It’s important to bear in mind that the average person does not remember the past the way a historian does. He or she is less interested in what “really” happened in the past, than in images that bring the past and the present together in a single meaningful constellation.
Therefore, it is often futile to use the facts of history to argue against the validity of an “image.” The philosopher Walter Benjamin makes this point in his “Theses on the Philosophy of History.” “The past can be seized only as an image which flashes up at the instant when it can be recognized and is never seen again… For every image of the past that is not recognized by the present as one of its own concerns threatens to disappear irretrievably.”
Filipinos are no exception. That many of us seem unable to remember the atrocities and the grand larceny committed by the Marcos dictatorship does not necessarily mean we have no memory. It may only mean that in the scale of our present concerns, such images of past brutality and corruption have not been as weighty as our hopes for a better future.
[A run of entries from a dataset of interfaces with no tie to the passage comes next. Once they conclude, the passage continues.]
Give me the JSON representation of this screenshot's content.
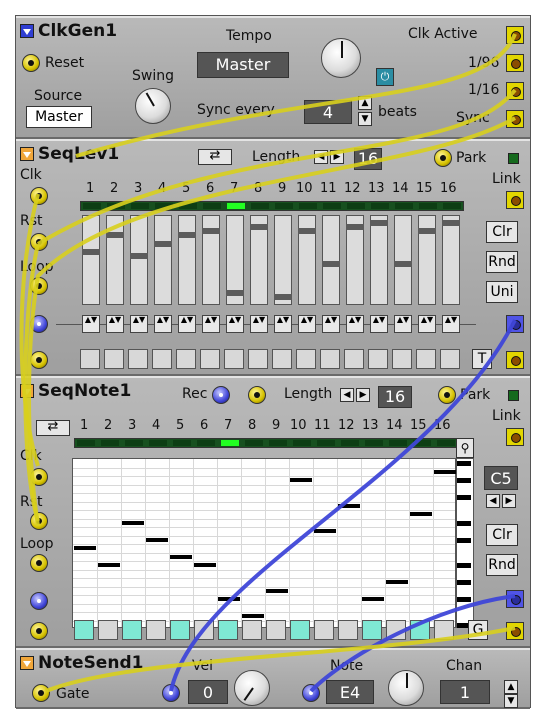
{
  "clkgen": {
    "title": "ClkGen1",
    "reset_label": "Reset",
    "tempo_label": "Tempo",
    "tempo_value": "Master",
    "swing_label": "Swing",
    "source_label": "Source",
    "source_value": "Master",
    "sync_label": "Sync every",
    "sync_value": "4",
    "beats_label": "beats",
    "clk_active_label": "Clk Active",
    "out_1_96": "1/96",
    "out_1_16": "1/16",
    "sync_out": "Sync",
    "power_icon": "power-icon"
  },
  "seqlev": {
    "title": "SeqLev1",
    "length_label": "Length",
    "length_value": "16",
    "park_label": "Park",
    "link_label": "Link",
    "clk_label": "Clk",
    "rst_label": "Rst",
    "loop_label": "Loop",
    "steps": [
      "1",
      "2",
      "3",
      "4",
      "5",
      "6",
      "7",
      "8",
      "9",
      "10",
      "11",
      "12",
      "13",
      "14",
      "15",
      "16"
    ],
    "active_step": 7,
    "levels": [
      0.6,
      0.8,
      0.55,
      0.7,
      0.8,
      0.85,
      0.1,
      0.9,
      0.05,
      0.85,
      0.45,
      0.9,
      0.95,
      0.45,
      0.85,
      0.95
    ],
    "clr": "Clr",
    "rnd": "Rnd",
    "uni": "Uni",
    "t_button": "T"
  },
  "seqnote": {
    "title": "SeqNote1",
    "rec_label": "Rec",
    "length_label": "Length",
    "length_value": "16",
    "park_label": "Park",
    "link_label": "Link",
    "clk_label": "Clk",
    "rst_label": "Rst",
    "loop_label": "Loop",
    "steps": [
      "1",
      "2",
      "3",
      "4",
      "5",
      "6",
      "7",
      "8",
      "9",
      "10",
      "11",
      "12",
      "13",
      "14",
      "15",
      "16"
    ],
    "active_step": 7,
    "notes": [
      9,
      7,
      12,
      10,
      8,
      7,
      3,
      1,
      4,
      17,
      11,
      14,
      3,
      5,
      13,
      18
    ],
    "gates": [
      1,
      0,
      1,
      0,
      1,
      0,
      1,
      0,
      0,
      1,
      0,
      0,
      1,
      0,
      1,
      0
    ],
    "octave_value": "C5",
    "clr": "Clr",
    "rnd": "Rnd",
    "g_button": "G"
  },
  "notesend": {
    "title": "NoteSend1",
    "gate_label": "Gate",
    "vel_label": "Vel",
    "vel_value": "0",
    "note_label": "Note",
    "note_value": "E4",
    "chan_label": "Chan",
    "chan_value": "1"
  },
  "colors": {
    "cable_yellow": "#d8cf1d",
    "cable_blue": "#3f47d8",
    "panel": "#a7a7a7",
    "led_on": "#22ff22",
    "gate_on": "#7fe8d4"
  }
}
So, we’ve been willing to overlook these.
In here, I think, lies the insidious potency of Bongbong Marcos’ present campaign for the presidency. It is subliminally framed in messianic time. And within that frame, past events are flattened, and only the image of the redeemer stands out. “All things are recapitulated in the Messiah,” is how the Pauline letter to the Ephesians (1:10) renders it.
There is a long messianic thread deeply embedded in our political culture. It runs through the series of mass uprisings that preceded the 1896 revolution, furnishing the primal motive that powered the rapid recruitment into Andres Bonifacio’s Katipunan. This mindset did not disappear with the advent of Western modernity. It has lain dormant in the Filipino psyche, like a virus ready to spring into action when summoned by a confluence of events.
I would not be surprised if someone or a group that understands the power of this messianic thread is behind the design of the precise messaging of the Marcos presidential campaign. The projection of Bongbong Marcos as a unifying figure is the key element in this clever appropriation of the messianic motif.
He promises to unite all — friends and enemies alike — and to bring together all things in heaven and on earth. More significantly, he is cast in the role of one who “recapitulates” everything that is past, rising above the fragmentations of history, in order to deliver a comprehensible vision that his father left unfulfilled. Accordingly, he submits to all insults hurled against him while remaining outwardly impervious to these attacks. He will not defend himself because his mission is higher and nobler: He unites all in him — like the Messiah.
This messianic narrative allows him to gloss over the past, and to refuse to engage those who would argue using the truth of facts. For the truth he is supposed to represent is the higher truth of redemption — the Filipino people’s deliverance from poverty, oppression, humiliation, and hopelessness. When you frame the presidency in these mystical-religious terms, all debate about qualifications, experience, and record of performance appears almost petty — pulitika lang (just politics).
How does one counter this messianic discourse in which Ferdinand Marcos Jr. seems to thrive? There is no other way, I believe, except by questioning his suitability for the role into which he is being cast. Unlike the messianic figures in history, this man has never known any real adversity. His own father despaired over his laziness and lack of discipline. As far as the public record goes, he grew up surrounded by nannies, servants, bodyguards, and private tutors.
Prior to joining the government, he never had to earn his keep. When he finally did, he neglected to pay taxes, as though this was beneath him. He has never been associated with any social cause, or with anything that transcends personal or family interests. He seems to have no affinity with heroism—whether real or invented. Absolutely nothing qualifies him then to be the bearer of a vision of greatness.
Yet none of this may matter to voters who have been conditioned to think in messianic terms—who see in a Bongbong presidency the fulfillment of an imagined golden age. We who witnessed and experienced what it was like to live in Ferdinand Marcos’ mythical New Society can only shake our heads at this blatant revision of history. But it would be a mistake to think of it as the eruption of a collective irrationality that misapprehends the true heroes and villains in our nation’s history.
The Filipino historian Reynaldo Ileto warns against such unilinear reading of history. “What the study of Philippine politics often misses,” he writes, “are the readings of the play by various sections of the audience. Controversies in Philippine history have arisen out of the practice of locking events and personalities to singular, supposedly true and factual, meanings.”
The 1986 Edsa People Power Revolution that gave birth to the political order that Rodrigo Duterte has tried to override throughout his presidency, and which Bongbong Marcos now seeks to reverse, was not always seen by everyone as its interpreters defined it to be. Indeed, many see it as nothing more than the restoration of traditional elite rule, or the triumph of one section of the elite over another.
The “real people,” who were never part of the revolution except in name, need a real champion who identifies with their oppression and shares their hopes. Not a reincarnated Marcos.